Reducing Sedimentation on the Boardman River Through Greater Public Involvement
Grand Traverse Soil and Water Conservation District
Basin Program Funds:
A 1991 study entitled Boardman River Watershed Report identified over 600 eroded
sites along the Boardman River and its tributaries; 85% of these sites are the
result of human activity. The sediment entering the river from these sites has
significantly degraded the productivity of this state-designated "Blue Ribbon"
trout stream and has negatively impacted the recreational opportunities offered
by the river. In addition to correcting these problems, long term protection
of the area's soil and water resources as well as improved riparian landowner
and user group stewardship is imperative.
The goal of this program was to reduce sedimentation and water quality degradation
in the Boardman River Watershed through greater public involvement by: (1) providing
hands-on opportunities for students, riparian landowners, and user groups to
stabilize and revegetate stream bank erosion sites within the watershed; and
(2) conducting an interactive river ecology workshop for the general public
where they will improve their understanding of river system dynamics and how
their individual actions may affect a river.
Restoration of the Boardman River is an ongoing project and the
focus of national attention. Through a Section 319 grant from the Michigan Department
of Natural Resources, a successful grant (1994) from the Great Lakes Commission,
and with local support from over 200 partners, the District has restored 108
of 600 identified erosion sites since 1993. This had stopped an estimated 1,500
tons of sand from entering the Boardman River System each year. To complement
this effort and look toward the future, the current project will increase public
involvement in the process through the hands-on opportunities and interactive
workshop mentioned above.
: The following work was completed to provide
hands-on opportunities for riparian landowners and user groups to stabilize
and revegetate stream bank erosion sites within the watershed. Over 75 people
including landowners, Trout Unlimited members, employees from local businesses,
students from the Ausable Institute, and eighth graders from Kingsley School
restored fourteen sites. This work consisted of:
- Placing 190 tons of rip-rap and 110 cubic yards of top soil on three actively
- Placing 50 feet of fish habitat structure and 40 feet of whole-tree revetment
at these sites.
- Restoring a severely eroding recreational access site on state land and
placing 5 cubic yards of rip-rap on an associated eroding bank.
- Restoring the remaining sites with rip-rap, top soil, vegetation, and
- Earth Day activities involving 23 eighth graders.

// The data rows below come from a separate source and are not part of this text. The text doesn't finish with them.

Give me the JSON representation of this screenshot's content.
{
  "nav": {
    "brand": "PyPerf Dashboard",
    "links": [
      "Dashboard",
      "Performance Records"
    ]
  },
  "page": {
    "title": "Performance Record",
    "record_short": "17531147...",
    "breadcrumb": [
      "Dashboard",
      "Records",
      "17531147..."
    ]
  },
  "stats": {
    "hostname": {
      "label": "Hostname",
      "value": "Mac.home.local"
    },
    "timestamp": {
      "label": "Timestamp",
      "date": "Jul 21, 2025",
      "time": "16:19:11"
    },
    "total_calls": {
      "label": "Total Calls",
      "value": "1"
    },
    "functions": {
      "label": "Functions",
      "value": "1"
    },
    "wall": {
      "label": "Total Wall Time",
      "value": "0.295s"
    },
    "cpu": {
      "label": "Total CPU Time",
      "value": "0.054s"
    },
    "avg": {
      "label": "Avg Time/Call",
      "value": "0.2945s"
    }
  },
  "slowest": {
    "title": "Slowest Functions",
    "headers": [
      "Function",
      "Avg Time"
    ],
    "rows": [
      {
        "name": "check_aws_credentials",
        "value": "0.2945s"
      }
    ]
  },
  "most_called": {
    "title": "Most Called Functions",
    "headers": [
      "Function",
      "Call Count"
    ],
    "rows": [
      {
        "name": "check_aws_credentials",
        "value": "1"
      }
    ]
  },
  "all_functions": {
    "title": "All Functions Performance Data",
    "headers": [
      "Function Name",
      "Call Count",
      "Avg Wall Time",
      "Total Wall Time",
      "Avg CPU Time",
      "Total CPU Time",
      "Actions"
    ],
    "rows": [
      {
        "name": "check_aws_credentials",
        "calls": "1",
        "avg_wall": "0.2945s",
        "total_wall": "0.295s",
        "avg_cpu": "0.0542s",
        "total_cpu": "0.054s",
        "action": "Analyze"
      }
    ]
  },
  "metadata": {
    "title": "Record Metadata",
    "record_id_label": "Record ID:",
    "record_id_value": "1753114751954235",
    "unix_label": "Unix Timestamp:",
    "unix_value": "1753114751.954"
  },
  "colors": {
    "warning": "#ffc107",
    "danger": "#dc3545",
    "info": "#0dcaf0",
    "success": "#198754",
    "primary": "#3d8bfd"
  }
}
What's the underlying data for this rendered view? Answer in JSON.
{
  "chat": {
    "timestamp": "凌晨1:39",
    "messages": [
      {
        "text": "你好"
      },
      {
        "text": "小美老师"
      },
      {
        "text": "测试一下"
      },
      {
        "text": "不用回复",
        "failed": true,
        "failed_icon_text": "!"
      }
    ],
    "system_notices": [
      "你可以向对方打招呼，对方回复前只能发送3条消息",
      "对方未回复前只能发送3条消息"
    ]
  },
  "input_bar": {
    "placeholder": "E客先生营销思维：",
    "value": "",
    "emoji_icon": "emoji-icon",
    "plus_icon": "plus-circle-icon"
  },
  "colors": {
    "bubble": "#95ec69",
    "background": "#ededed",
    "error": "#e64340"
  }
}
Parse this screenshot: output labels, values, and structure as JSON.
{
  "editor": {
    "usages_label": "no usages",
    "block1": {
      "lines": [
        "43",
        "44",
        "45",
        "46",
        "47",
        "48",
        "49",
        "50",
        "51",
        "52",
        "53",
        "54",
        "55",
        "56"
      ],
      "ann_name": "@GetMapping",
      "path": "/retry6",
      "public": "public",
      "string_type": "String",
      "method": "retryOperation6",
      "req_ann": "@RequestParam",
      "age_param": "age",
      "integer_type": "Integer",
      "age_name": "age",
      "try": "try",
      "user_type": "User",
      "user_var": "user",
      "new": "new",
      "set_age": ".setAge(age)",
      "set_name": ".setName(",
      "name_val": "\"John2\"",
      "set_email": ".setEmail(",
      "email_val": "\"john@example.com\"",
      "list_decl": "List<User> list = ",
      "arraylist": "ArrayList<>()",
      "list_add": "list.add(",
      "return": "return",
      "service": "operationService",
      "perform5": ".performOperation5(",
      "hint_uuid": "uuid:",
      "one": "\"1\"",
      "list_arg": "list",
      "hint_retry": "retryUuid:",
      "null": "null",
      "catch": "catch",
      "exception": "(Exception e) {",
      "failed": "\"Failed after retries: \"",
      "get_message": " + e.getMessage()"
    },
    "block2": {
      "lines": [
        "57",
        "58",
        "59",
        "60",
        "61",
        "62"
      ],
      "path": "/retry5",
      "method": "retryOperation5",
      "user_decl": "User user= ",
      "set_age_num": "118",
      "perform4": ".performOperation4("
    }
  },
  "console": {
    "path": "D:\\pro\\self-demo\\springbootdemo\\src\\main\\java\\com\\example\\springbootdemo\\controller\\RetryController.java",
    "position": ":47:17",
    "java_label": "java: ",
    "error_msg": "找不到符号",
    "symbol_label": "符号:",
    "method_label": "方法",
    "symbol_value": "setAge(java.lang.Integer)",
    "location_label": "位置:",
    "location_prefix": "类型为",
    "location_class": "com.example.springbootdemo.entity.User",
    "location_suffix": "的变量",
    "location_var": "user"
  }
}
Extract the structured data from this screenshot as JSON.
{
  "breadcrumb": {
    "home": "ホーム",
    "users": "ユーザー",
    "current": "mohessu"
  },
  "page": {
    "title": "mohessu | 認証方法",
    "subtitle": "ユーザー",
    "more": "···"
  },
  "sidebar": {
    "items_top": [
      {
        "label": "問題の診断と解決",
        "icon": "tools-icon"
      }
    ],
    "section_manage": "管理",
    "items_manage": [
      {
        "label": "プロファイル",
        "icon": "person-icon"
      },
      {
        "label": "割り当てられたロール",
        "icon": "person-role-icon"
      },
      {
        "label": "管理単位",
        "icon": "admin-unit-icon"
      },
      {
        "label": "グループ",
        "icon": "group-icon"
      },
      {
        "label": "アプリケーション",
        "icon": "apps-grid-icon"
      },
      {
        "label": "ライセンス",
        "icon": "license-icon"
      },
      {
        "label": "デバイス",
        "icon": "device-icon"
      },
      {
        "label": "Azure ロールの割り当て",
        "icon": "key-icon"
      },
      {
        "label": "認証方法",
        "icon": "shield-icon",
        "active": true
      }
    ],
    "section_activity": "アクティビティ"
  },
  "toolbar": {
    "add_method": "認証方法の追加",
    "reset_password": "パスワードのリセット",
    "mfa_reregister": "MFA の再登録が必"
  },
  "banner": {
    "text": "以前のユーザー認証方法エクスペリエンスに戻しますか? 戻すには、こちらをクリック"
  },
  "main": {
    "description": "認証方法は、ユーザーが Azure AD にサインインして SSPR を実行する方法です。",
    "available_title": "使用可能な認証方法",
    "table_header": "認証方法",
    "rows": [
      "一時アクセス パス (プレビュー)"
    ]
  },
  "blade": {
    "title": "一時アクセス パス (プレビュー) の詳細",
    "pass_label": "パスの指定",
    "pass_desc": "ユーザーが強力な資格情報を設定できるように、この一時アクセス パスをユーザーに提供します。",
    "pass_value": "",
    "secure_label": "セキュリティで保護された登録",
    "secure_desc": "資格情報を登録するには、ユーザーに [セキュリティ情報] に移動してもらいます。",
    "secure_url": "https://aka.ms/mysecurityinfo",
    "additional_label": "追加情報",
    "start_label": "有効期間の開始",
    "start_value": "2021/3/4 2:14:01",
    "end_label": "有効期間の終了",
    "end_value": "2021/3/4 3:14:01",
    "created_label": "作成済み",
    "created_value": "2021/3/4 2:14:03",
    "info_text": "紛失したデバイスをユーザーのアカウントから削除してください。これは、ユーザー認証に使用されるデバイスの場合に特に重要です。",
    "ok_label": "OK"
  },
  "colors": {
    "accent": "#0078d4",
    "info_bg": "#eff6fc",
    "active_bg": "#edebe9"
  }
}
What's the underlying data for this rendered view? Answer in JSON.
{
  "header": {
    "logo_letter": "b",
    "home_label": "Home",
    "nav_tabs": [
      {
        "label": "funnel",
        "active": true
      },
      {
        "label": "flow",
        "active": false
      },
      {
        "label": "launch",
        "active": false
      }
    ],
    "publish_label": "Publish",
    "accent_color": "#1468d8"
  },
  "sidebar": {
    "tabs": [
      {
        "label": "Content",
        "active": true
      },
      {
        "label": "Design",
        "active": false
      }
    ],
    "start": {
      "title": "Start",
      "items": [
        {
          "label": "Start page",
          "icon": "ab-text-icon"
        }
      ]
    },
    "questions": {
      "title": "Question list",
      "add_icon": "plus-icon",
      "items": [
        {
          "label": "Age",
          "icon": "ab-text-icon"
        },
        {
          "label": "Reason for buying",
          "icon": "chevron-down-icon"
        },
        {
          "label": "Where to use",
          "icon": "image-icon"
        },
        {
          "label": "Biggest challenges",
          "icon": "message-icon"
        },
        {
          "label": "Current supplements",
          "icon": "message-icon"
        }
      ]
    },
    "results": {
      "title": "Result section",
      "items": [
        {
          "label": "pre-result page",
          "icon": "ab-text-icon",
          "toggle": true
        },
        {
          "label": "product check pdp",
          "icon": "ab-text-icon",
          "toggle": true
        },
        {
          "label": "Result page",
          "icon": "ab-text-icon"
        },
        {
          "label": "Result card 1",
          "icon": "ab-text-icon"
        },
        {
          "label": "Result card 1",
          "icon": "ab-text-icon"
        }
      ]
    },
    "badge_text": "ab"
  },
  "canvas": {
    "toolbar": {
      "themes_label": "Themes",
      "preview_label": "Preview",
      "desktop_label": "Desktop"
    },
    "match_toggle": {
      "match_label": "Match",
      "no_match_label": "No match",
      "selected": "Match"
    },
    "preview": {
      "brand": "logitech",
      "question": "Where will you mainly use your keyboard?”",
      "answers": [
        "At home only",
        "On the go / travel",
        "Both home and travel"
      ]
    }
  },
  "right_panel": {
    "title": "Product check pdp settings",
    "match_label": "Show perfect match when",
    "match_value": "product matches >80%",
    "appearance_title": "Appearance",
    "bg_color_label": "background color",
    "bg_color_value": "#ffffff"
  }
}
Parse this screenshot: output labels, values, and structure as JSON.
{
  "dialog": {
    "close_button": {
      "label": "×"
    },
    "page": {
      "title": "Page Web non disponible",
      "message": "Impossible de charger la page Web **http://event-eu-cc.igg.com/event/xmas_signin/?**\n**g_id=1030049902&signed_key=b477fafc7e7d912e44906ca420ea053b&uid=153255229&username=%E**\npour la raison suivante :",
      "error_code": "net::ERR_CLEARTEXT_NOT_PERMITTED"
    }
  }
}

- Restoration by 15 students from the Ausable Institute using whole-tree
revetment and top-soil on the North Branch of the Boardman River.
Objective B: In an effort to heighten public knowledge
and awareness concerning river ecology two workshops were held. These workshops
addressed issues including laws affecting rivers, the importance of aquatic
insects, and the principles of river ecology and geomorphic processes. One workshop
involved 450 students attending the second annual Student River Congress conducted
by the Grand Traverse Bay Watershed Initiative. A model stream, constructed
with this grant, was used to demonstrate river processes and simulate restoration
techniques. The second workshop, a daylong event held along the banks of the
Boardman River, involved 1,500 people learning about river ecology.
Objective A: The project team estimated that 115 tons of soil and an
associated 193 pounds of nitrogen and 97 pounds of phosphorus are prevented
from entering the Boardman River each year as a result of these projects. As
well, a total of 756 linear feet of stream bank were treated, 6,460 square feet
of vegetative stabilization was added, and 96 linear feet of fish lunker structures
Objective B: The project reached almost 2,000 people through
the Boardman River ecology workshops.
Evaluation of the success of the Boardman River Restoration Project
continues and this information is shared with other resource management groups
around the state. Great Lakes Basin Program funds helped involve volunteers
in the restoration activities at over 20 erosion sites. Results have been reported
in the District newsletter and in the new Boardman River Project newsletter
Boardman Currents. The final results were presented at the Michigan Association
of Conservation Districts 1997 annual convention.